Prosecutor Visit Divides Saint Louis University Law SchoolFebruary 9, 2015 |
ST. LOUIS — An upcoming law school lecture by St. Louis County prosecutor Bob McCulloch is drawing criticism from some Saint Louis University students and professors who object to his handling of the investigation of Michael Brown’s shooting death in Ferguson.
McCulloch is set to speak at a Feb. 20 law school event billed at addressing police after Ferguson. He’ll be joined at the student law review symposium by County Police Chief Jon Belmar and social scientists from five other universities, including American, South Carolina and Wake Forest.
Members of the Black Law Students Association and others have asked the school’s dean, former state Supreme Court chief justice Michael Wolff, to rescind the invitation. They point to legal and ethics challenges to McCulloch’s tactics before a grand jury that declined to indict former Ferguson officer Darren Wilson, who is White, in the August death of Brown, 18, who was Black and unarmed.

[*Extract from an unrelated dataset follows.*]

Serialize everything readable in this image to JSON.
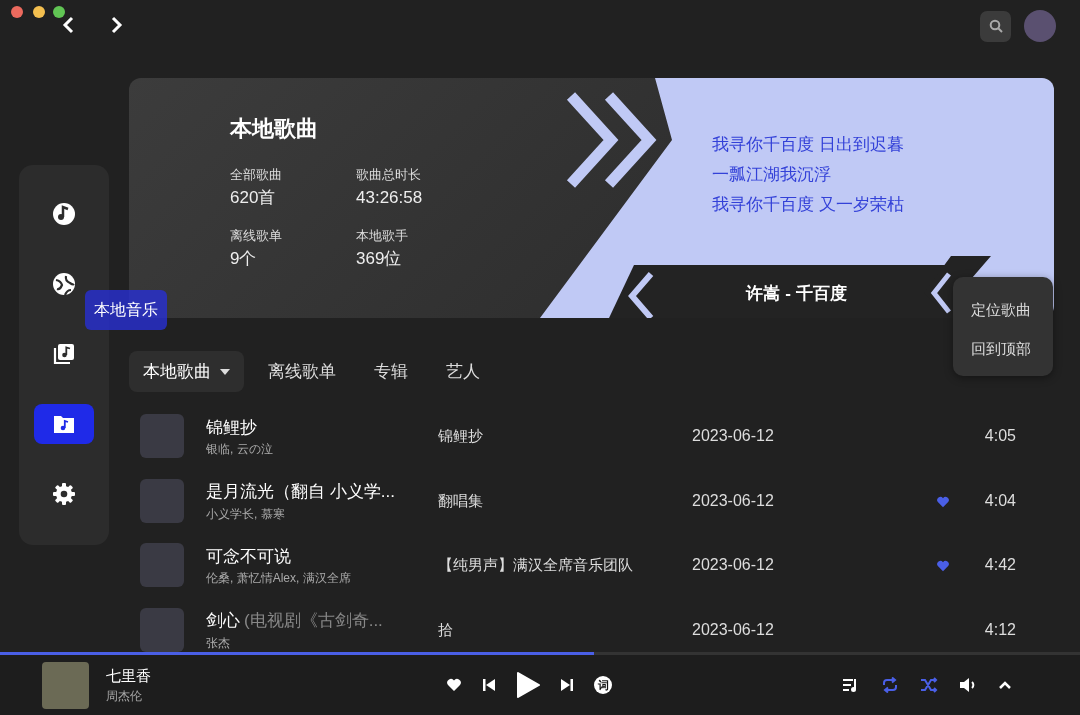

McCulloch has acknowledged calling witnesses whom he said “clearly lied” to the grand jury, including a woman who claimed to have seen Brown charge at Wilson. The elected prosecutor and two assistants also face a disciplinary complaint alleging that they provided grand jurors with improper instructions on the legal standards for use of force by police.
“One of the first things we learn is you don’t put a witness on the stand that you know is lying,” said third-year law student Christina Vogel, who volunteered as a legal observer at the frequent protests that followed Brown’s death.
Vogel and others plan to share their concerns at a university meeting on Monday, which is also the six-month anniversary of Brown’s death.
School President Fred Pestello has cited academic freedom in defending the decision to bring McCulloch to campus.
“These conversations need to happen—and SLU needs to be a place that supports and contributes to them—if we are to improve the quality of life for everyone in our region,” he said in an email to students, faculty and staff.
Wolff said in an interview that the school has no intention of rescinding the invitation. He noted that student organizers, not administrators, invited McCulloch, who is expected to answer audience questions for 25 minutes after his 35-minute talk.
The Jesuit school was the site of a six-day campus takeover by police shooting protesters in October. They left after the university said it would spend more money on the school’s African-American Studies program and work to increase Black student retention.
“The reality is, the university has done a lot to be a part of the solution,” said law professor Brendan Roediger, who opposes McCulloch’s appearance. “This undoes a lot of that work.”